Like many of the headphones in this roundup, the MEE Audio Kid Jamz are mostly made of plastic and feel a bit cheap. But with a price under $20, you get what you pay for as far as design quality goes. These do feature a neat design touch, though: a plastic switch to turn the volume limit on or off. The switch is hidden under a piece of plastic that actually makes it quite tricky to get at. (I had to use a pair of tweezers, as even a ballpoint pen couldn't reach it).
Making the switch difficult to access is important, because these were safely within the recommended level with the limit on (between 75-80dB(a)) and very loud with the limit off (between 103-107dB(a)). That makes these a bit of a high-risk, high-reward proposition. They're perhaps the quietest headphones we tested with the limit on, but if your child is old enough to easily turn the limit off, they're way too loud.
LilGadgets Connect+ Premium
The LilGadgets Connect+ Premium headphones were probably the most intriguing pair of headphones we tested in this group. These are affordable, well-reviewed on Amazon, and they feel like they're well-built, with a removable cable and two ports so you can hook up a second pair of headphones. In our tests they were too loud to be used at full volume (94-96dB(a)), but generally these seem like a decent pick if you can lock in lower volume limits.
Where these get real fishy is when we compare these to the Snug Play+ and Nenos Children's Best headphones; they are identical, despite being from ostensibly different companies. Is this a case of multiple companies re-branding the same headphones or one company selling the same headphones under multiple brands? We just don't know. These are definitely the best of the three, but it makes us wary.
Nenos Kids HeadphonesAvoid
The Nenos Children's Best headphones are identical in almost every way to the LilGadgets Connect+ Premium and the Snug Play+ headphones. No, really: they're the same headphones. Though they have different branding and the companies appear entirely unrelated, all three headphones look the same, sound the same, tested the same in our lab, and even come in boxes that are shaped the same way.
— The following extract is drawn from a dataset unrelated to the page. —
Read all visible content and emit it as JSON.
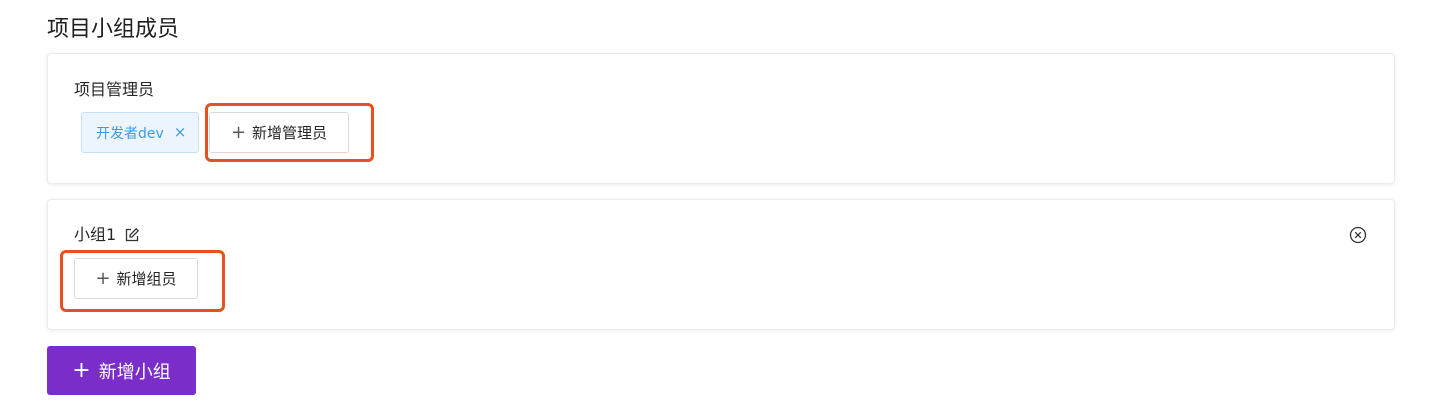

Our guess? These are all from the same Chinese white label company and all three companies just bought them up and re-branded them because this is a popular category online. The main difference seems to be the companies selling them, and both the Nenos and the Snug Plays have issues there, with spotty user reviews that make us question if these are a wise investment beyond the fact that they're too loud.
Snug Play+ Kids HeadphonesAvoid
As we talked about in the blurbs above, these are identical to the Nenos Children's Best and the LilGadgets Connect+ Premium headphones. They're all the same pair of headphones outside of a few minor adjustments to the branding. As with those two, these are louder than the experts recommend.
If you like what these have to offer, we'd recommend the LilGadgets model first; they seem to be the most responsive on Amazon and have the longest track record. The Snug Play+ should be avoided, though; the seller on Amazon apparently has a habit of making unsolicited phone calls to buyers asking for user reviews. Avoid, avoid, avoid.
Where To Buy$14.99 Amazon Buy
AmazonBasics Volume Limited On-Ear Headphones for KidsAvoid
While we love Amazon's house brand AmazonBasics for many things, these are not the best choice if you want headphones for your kids. They're flimsy, they have mediocre sound quality, and they don't limit volume nearly enough in our tests—even with something as simple as an iPhone.
In our tests they produced between 95 and 100dB(a), which is well above the recommended levels. They weren't as loud as even stock Apple or Samsung earbuds, but they could easily be unsafe if used improperly for long stretches of time.
Editor's Note: The original version of this article featured the JLab JBuddies (Non-Folding), which we purchased from a marketplace seller on Amazon for testing. It appears the unit we tested may have been defective or counterfeit, so we are removing it from the roundup. We are working with JLab to test their current volume-limiting headphones and will update once those tests are complete.